The first thing to check is that the furnace is set to “heat” mode and is not set to “fan” mode. Fan mode will just have it blow available air without heating it, which will lead to the heater blowing cold air. Next, check that the temperature is set correctly. If the temperature is set too low, it won’t end up heating the room until it reaches that shallow point.
While this might seem like an obvious solution, it is also something that is easy to overlook. Plus, if the problem is with the settings, you don’t have to worry about anything else. Instead, you just have to adjust the settings.
If your settings are correct, make sure they seem accurate. Use something else to measure the temperature of the room. Then, verify that this temperature matches the reading on your thermostat. It may indicate that something is preventing the thermostat from reading the right temperature if it doesn’t.

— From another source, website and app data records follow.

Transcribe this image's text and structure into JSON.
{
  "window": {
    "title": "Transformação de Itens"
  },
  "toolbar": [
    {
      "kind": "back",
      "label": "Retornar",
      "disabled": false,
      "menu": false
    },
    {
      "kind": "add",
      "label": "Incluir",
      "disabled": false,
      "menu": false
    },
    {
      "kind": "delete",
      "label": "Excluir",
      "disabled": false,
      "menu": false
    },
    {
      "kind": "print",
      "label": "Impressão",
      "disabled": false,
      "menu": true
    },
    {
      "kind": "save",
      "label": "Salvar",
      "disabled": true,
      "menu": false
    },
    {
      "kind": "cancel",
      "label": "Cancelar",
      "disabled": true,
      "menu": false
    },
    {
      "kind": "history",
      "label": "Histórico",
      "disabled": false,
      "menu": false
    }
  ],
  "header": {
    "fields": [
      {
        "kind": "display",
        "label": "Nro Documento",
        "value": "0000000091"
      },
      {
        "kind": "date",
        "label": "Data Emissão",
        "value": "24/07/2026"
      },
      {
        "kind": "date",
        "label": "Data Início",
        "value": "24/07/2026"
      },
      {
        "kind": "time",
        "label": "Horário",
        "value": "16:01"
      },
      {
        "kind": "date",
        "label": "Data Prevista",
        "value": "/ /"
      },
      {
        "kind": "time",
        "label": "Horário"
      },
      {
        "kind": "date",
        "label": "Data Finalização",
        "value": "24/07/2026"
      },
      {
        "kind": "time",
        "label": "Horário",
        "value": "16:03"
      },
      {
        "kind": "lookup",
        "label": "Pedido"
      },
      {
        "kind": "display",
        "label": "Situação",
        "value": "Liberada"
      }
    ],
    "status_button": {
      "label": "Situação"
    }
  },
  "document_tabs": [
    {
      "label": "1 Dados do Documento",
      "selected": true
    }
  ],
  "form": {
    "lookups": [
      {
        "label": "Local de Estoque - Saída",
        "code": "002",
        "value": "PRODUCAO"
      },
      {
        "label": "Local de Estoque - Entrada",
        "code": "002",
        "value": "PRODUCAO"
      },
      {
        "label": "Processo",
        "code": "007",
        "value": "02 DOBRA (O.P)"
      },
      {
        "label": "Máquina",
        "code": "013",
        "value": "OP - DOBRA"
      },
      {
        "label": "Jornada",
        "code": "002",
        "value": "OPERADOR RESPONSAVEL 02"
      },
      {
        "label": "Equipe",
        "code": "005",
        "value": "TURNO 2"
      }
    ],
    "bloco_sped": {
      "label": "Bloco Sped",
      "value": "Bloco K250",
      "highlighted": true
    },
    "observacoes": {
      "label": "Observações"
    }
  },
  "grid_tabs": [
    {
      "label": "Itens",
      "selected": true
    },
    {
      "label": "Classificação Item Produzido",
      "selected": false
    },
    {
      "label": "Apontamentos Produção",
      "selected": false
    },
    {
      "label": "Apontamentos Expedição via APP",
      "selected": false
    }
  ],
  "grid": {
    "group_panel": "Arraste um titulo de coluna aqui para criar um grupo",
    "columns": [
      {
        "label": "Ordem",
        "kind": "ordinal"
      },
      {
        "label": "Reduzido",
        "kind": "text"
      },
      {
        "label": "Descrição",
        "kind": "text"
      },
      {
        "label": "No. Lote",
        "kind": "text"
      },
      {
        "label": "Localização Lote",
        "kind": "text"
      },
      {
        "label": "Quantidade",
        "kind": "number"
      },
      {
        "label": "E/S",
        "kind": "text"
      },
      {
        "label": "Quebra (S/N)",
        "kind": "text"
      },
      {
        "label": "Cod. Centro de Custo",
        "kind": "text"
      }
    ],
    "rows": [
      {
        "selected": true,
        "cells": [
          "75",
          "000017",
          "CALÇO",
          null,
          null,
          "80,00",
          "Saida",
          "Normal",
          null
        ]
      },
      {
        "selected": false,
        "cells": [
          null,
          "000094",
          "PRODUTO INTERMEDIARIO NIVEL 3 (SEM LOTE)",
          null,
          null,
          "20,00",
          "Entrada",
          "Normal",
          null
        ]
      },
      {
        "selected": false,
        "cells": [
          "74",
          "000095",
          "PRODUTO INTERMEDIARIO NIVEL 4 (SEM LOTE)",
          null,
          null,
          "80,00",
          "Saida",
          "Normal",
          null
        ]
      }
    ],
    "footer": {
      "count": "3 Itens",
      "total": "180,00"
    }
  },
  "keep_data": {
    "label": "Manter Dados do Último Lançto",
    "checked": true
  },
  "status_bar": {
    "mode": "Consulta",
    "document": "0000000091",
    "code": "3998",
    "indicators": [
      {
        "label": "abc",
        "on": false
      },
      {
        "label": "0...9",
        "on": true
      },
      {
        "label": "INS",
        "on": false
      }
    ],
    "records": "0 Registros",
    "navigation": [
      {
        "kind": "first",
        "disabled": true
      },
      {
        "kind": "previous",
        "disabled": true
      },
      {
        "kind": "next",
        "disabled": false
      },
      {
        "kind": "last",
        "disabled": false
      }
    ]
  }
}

Check Air Filters
If your thermostat is alright, you should check your air filters next. First, locate the filter. It should be in an accessible point near the furnace of your actual HVAC unit.
In most cases, you’ll be able to tell if the filter is dirty. It will visibly look like it is filled with dirt and dust. Even if it isn’t, consider replacing it if it has been a while since it was last replaced. If the furnace is not blowing hot air even after a filter change, then the problem is not with the filter.
While you are doing this, check your HVAC system’s manual to see how often you are supposed to replace your filters. In the future, use this as your guide for replacing them.
Call an HVAC Pro
For most other problems, you must call an HVAC pro to diagnose and fix the issue. They will have the knowledge and understanding of an HVAC system to tell exactly why the furnace is not heating. This includes looking at things like your furnace control board, which most people don’t understand.
Once the problem has been identified, it’s crucial to begin the repair process. In most cases, HVAC professionals are needed to fix the issue due to their specialized skills and knowledge. By involving an HVAC pro, you can ensure that the entire process is handled by an expert. If you’re unsure about who to contact, consider searching online. You can locate local service providers and even schedule an appointment through their website.
How Much Does a Furnace Repair Cost?
The ultimate price of furnace repair depends on the exact nature of the issue. Smaller jobs will obviously cost less, while larger ones will cost more.
For example, if the issue is a dirty filter, the biggest cost in repairing it often comes from purchasing a new filter. As new filters are typically not that expensive, a repair like this won’t be that expensive either.
Meanwhile, if the problem is due to an issue with the thermostat or the control board, they may need to be replaced instead. This is more difficult in general and requires more complex and specific parts. Overall, a type of repair like this will end up costing more.
Finally, the most costly job will be one where the furnace has experienced some critical failure and is no longer working. In these cases, furnace replacement is necessary.
In order to determine the cost of furnace repair, you must first identify the specific repair required. Once you have this information, you can collaborate with professionals to obtain a quote for the necessary repairs.
When in doubt, call professionals
If your furnace is blowing cold air, it is a sign that something is not functioning correctly, and it is essential to call professionals for assistance. A professional furnace technician has the experience and knowledge to diagnose the issue accurately and provide the necessary repairs. Attempting to fix the problem yourself can be dangerous and may cause further damage to your furnace. Professionals can identify and fix a range of furnace issues, such as a malfunctioning thermostat, clogged air filters, or a faulty pilot light, restoring your furnace’s function and ensuring your home remains warm and comfortable.
Additionally, scheduling regular furnace maintenance with a professional can help prevent future problems and extend the lifespan of your furnace.